[THE TASK]
Output the records, every one, exactly as given.
● ● ● ● ● ● ●
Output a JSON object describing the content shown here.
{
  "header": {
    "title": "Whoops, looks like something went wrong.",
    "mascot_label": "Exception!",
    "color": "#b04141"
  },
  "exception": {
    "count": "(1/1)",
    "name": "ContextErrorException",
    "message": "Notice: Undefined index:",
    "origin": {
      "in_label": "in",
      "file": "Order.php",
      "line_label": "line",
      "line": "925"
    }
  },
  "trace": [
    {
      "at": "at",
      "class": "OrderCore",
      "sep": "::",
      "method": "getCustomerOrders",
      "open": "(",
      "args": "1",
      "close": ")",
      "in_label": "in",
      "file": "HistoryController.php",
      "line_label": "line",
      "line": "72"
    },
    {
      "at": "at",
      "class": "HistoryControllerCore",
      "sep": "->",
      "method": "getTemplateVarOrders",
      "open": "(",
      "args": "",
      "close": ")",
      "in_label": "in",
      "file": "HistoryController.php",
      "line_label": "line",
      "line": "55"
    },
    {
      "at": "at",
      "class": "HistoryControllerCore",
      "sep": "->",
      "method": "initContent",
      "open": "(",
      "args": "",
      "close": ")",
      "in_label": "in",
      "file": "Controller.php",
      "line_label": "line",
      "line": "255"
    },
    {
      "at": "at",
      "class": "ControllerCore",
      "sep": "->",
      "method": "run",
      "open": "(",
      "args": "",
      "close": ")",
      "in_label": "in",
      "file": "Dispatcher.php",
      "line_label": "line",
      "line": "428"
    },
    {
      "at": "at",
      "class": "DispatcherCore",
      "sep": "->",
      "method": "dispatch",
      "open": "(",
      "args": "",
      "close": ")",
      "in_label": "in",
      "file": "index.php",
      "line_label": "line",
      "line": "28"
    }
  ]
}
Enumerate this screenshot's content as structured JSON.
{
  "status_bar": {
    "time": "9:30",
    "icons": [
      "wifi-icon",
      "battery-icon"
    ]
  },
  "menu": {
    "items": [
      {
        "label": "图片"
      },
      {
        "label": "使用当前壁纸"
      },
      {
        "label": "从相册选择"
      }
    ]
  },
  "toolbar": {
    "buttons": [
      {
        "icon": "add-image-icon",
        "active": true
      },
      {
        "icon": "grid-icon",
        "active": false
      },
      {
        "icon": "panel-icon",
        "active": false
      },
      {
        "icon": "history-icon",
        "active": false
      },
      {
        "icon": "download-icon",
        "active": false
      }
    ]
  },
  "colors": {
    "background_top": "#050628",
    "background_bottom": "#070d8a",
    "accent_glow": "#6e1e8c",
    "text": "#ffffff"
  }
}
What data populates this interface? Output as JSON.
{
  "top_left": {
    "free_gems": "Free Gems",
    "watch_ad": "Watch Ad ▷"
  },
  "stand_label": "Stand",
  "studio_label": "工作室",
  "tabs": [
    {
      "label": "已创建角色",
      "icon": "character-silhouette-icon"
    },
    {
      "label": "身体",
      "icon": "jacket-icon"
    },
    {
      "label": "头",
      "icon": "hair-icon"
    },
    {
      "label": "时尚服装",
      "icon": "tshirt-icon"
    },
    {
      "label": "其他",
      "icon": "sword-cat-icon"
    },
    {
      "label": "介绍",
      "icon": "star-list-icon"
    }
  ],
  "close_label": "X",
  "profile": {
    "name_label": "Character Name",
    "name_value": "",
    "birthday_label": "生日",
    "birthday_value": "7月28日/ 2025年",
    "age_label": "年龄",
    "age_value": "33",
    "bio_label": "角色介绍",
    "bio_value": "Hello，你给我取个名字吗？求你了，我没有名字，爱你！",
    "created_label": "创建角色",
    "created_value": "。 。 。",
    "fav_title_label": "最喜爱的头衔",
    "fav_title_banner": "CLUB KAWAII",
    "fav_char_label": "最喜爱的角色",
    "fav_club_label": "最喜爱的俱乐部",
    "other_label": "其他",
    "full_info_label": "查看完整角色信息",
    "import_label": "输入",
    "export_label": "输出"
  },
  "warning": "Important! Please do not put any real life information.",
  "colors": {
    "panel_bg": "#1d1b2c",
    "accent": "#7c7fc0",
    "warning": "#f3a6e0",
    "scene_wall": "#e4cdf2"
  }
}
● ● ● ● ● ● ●
[PROBLEM SOLUTION]
Output a JSON object describing the content shown here.
{
  "header": {
    "title": "Whoops, looks like something went wrong.",
    "mascot_label": "Exception!",
    "color": "#b04141"
  },
  "exception": {
    "count": "(1/1)",
    "name": "ContextErrorException",
    "message": "Notice: Undefined index:",
    "origin": {
      "in_label": "in",
      "file": "Order.php",
      "line_label": "line",
      "line": "925"
    }
  },
  "trace": [
    {
      "at": "at",
      "class": "OrderCore",
      "sep": "::",
      "method": "getCustomerOrders",
      "open": "(",
      "args": "1",
      "close": ")",
      "in_label": "in",
      "file": "HistoryController.php",
      "line_label": "line",
      "line": "72"
    },
    {
      "at": "at",
      "class": "HistoryControllerCore",
      "sep": "->",
      "method": "getTemplateVarOrders",
      "open": "(",
      "args": "",
      "close": ")",
      "in_label": "in",
      "file": "HistoryController.php",
      "line_label": "line",
      "line": "55"
    },
    {
      "at": "at",
      "class": "HistoryControllerCore",
      "sep": "->",
      "method": "initContent",
      "open": "(",
      "args": "",
      "close": ")",
      "in_label": "in",
      "file": "Controller.php",
      "line_label": "line",
      "line": "255"
    },
    {
      "at": "at",
      "class": "ControllerCore",
      "sep": "->",
      "method": "run",
      "open": "(",
      "args": "",
      "close": ")",
      "in_label": "in",
      "file": "Dispatcher.php",
      "line_label": "line",
      "line": "428"
    },
    {
      "at": "at",
      "class": "DispatcherCore",
      "sep": "->",
      "method": "dispatch",
      "open": "(",
      "args": "",
      "close": ")",
      "in_label": "in",
      "file": "index.php",
      "line_label": "line",
      "line": "28"
    }
  ]
}
Enumerate this screenshot's content as structured JSON.
{
  "status_bar": {
    "time": "9:30",
    "icons": [
      "wifi-icon",
      "battery-icon"
    ]
  },
  "menu": {
    "items": [
      {
        "label": "图片"
      },
      {
        "label": "使用当前壁纸"
      },
      {
        "label": "从相册选择"
      }
    ]
  },
  "toolbar": {
    "buttons": [
      {
        "icon": "add-image-icon",
        "active": true
      },
      {
        "icon": "grid-icon",
        "active": false
      },
      {
        "icon": "panel-icon",
        "active": false
      },
      {
        "icon": "history-icon",
        "active": false
      },
      {
        "icon": "download-icon",
        "active": false
      }
    ]
  },
  "colors": {
    "background_top": "#050628",
    "background_bottom": "#070d8a",
    "accent_glow": "#6e1e8c",
    "text": "#ffffff"
  }
}
What data populates this interface? Output as JSON.
{
  "top_left": {
    "free_gems": "Free Gems",
    "watch_ad": "Watch Ad ▷"
  },
  "stand_label": "Stand",
  "studio_label": "工作室",
  "tabs": [
    {
      "label": "已创建角色",
      "icon": "character-silhouette-icon"
    },
    {
      "label": "身体",
      "icon": "jacket-icon"
    },
    {
      "label": "头",
      "icon": "hair-icon"
    },
    {
      "label": "时尚服装",
      "icon": "tshirt-icon"
    },
    {
      "label": "其他",
      "icon": "sword-cat-icon"
    },
    {
      "label": "介绍",
      "icon": "star-list-icon"
    }
  ],
  "close_label": "X",
  "profile": {
    "name_label": "Character Name",
    "name_value": "",
    "birthday_label": "生日",
    "birthday_value": "7月28日/ 2025年",
    "age_label": "年龄",
    "age_value": "33",
    "bio_label": "角色介绍",
    "bio_value": "Hello，你给我取个名字吗？求你了，我没有名字，爱你！",
    "created_label": "创建角色",
    "created_value": "。 。 。",
    "fav_title_label": "最喜爱的头衔",
    "fav_title_banner": "CLUB KAWAII",
    "fav_char_label": "最喜爱的角色",
    "fav_club_label": "最喜爱的俱乐部",
    "other_label": "其他",
    "full_info_label": "查看完整角色信息",
    "import_label": "输入",
    "export_label": "输出"
  },
  "warning": "Important! Please do not put any real life information.",
  "colors": {
    "panel_bg": "#1d1b2c",
    "accent": "#7c7fc0",
    "warning": "#f3a6e0",
    "scene_wall": "#e4cdf2"
  }
}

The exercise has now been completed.